Originally posted Wednesday, February 20, 2013 A Front Row Seat to History
This post continues the story of Charles Schaefer of Sedgwick, Ks. For more stories see Part 1 & Part 2.
Most of us will never have the chance to meet the President of the United States, but one Kansan did. In later years, Schaefer recalled his experiences as a soldier in the capitol during which time he met President Lincoln.
Front Row Seat to History: Meeting Lincoln
In his handwritten notebook of remembrances, Schaefer related his impressions of President Abraham Lincoln.

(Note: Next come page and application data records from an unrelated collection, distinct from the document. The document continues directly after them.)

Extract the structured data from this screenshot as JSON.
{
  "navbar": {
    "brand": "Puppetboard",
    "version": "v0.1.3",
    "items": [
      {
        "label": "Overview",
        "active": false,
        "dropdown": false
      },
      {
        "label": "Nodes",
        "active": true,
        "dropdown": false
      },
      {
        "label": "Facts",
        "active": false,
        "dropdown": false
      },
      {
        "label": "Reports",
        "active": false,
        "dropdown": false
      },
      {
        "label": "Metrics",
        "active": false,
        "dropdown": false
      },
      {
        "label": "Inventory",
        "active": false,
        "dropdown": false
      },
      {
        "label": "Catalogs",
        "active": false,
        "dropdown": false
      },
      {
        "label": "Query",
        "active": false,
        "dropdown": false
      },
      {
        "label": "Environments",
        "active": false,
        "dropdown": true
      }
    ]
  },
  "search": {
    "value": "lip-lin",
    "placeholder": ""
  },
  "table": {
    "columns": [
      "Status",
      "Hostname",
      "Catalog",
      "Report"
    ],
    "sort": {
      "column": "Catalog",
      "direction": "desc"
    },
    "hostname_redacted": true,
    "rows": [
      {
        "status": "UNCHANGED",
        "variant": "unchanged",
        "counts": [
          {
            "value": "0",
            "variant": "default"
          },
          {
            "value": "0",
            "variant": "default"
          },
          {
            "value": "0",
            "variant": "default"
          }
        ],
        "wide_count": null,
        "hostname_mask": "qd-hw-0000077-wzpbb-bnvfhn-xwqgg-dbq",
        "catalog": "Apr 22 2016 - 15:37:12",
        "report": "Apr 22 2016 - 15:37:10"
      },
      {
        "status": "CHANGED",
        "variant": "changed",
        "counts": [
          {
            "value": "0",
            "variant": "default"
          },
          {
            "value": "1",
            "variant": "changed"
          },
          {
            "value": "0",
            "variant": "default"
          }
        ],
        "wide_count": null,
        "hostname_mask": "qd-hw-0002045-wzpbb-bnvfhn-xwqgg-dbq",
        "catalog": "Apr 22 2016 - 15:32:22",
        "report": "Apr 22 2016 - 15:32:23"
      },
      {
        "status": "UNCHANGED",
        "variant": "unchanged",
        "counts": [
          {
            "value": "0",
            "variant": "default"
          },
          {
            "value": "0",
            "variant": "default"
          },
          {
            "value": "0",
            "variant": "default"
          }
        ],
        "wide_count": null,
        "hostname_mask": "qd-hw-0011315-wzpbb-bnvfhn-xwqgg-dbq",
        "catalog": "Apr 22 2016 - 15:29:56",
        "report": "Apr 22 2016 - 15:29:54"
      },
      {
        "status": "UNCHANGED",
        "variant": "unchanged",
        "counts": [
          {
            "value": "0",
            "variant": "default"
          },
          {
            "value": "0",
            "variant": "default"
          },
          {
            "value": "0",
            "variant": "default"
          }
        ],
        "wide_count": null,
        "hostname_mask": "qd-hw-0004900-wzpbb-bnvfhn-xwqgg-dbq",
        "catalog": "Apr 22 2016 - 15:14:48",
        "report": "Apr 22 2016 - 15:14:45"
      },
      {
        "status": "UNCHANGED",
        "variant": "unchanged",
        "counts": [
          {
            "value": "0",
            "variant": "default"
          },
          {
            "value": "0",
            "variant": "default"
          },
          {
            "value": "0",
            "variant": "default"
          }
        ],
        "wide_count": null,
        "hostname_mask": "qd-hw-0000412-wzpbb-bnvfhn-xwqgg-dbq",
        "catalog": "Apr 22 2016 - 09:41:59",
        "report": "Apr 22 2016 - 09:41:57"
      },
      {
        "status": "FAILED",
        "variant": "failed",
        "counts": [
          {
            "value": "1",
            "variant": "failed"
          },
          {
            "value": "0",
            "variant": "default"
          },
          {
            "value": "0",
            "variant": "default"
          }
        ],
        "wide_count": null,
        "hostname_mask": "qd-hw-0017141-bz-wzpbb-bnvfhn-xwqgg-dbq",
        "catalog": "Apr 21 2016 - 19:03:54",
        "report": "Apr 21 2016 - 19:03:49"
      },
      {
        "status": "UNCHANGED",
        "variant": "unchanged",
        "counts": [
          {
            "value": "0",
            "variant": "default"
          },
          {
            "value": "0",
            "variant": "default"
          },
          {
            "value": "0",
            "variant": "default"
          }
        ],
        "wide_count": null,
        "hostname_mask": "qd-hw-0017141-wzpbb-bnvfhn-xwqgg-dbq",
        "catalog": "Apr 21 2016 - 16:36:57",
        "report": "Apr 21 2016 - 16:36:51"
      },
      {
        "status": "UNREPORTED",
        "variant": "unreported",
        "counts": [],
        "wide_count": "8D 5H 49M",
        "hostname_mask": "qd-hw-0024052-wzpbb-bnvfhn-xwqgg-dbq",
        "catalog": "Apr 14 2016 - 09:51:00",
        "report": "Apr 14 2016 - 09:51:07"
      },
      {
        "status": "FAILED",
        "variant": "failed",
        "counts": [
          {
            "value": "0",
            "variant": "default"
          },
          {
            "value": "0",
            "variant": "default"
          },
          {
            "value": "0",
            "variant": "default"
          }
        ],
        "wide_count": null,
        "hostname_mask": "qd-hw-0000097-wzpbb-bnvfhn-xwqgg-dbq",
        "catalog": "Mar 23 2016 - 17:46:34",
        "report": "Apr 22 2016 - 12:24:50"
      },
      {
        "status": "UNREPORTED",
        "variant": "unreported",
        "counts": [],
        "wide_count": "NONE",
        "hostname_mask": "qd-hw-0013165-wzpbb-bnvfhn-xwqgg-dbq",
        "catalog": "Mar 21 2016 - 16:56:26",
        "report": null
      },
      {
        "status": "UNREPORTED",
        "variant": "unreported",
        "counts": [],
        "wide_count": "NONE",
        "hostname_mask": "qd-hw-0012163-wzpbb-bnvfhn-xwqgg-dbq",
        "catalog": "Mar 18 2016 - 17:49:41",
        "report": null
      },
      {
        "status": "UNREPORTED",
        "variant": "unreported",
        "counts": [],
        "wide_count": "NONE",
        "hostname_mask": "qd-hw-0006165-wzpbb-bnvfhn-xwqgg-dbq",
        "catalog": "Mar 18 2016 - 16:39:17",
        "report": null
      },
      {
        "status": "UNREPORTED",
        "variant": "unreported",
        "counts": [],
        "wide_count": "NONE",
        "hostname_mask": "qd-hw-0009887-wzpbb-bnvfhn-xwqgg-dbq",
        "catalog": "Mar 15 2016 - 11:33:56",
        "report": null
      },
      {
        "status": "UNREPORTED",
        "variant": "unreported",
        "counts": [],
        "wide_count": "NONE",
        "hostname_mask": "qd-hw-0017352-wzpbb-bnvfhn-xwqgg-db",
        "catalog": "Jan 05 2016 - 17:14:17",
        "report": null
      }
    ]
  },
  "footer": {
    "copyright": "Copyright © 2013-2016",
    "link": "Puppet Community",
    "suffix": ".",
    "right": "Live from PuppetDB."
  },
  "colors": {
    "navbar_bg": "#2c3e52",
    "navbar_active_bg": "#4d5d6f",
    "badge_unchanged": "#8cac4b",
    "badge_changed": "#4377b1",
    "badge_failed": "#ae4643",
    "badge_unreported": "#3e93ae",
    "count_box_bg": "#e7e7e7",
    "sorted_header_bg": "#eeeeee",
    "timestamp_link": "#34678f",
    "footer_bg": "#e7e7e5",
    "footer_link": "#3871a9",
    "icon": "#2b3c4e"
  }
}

“A very queer man. . . Personally there was much good about him which was alright in civil life, but in war was not good.* I met him face to face between the White House and Treasury Building, stood at attentions and saluted as was proper. He certainly was the homeliest man I ever saw; stove pipe hat, big clothing that did not fit. But I gave him a square good look in the eyes and I do not believe I ever saw a kinder and sympathetic [person]. I rather pity him, he looked so lonesome and sorrowful. . . Of course, I saw him several times at Grand Reviews.”
Schaefer also had stories to tell about his time in the army. In this faded clipping from an undated Wichita Eagle, Schaefer recalled an incident from the close of the Civil War related to the assassination of President Lincoln.
|Newspaper clipping in the Schaefer Scrapbook
Sedgwick Historical Society
“Eight sailors of the U.S. navy detailed to have charge of a boat kept in readiness for the governments use. . . . One night they had been called upon to take their boat and row upstream til they found a ship on the other side of the Potomac. . . . When the drew alongside the ship, they were stopped and a box, casket-shaped, was lowered into their boat and they were ordered to return to shore.”
The men were sure that they recognized the room as one in the Old Penitentiary and they were convinced that the body was that of John Wilkes Booth.
Schaefer concluded his story by noting:
“I promised I would not repeat the information since they were under orders to keep still. I kept my word until this long distant date when telling can do no harm.”
|John Wilkes Booth’s Autopsy http://rogerjnorton.com/Lincoln83.html
- Schaefer Scrapbook, Sedgwick Historical Society, Sedgwick, Ks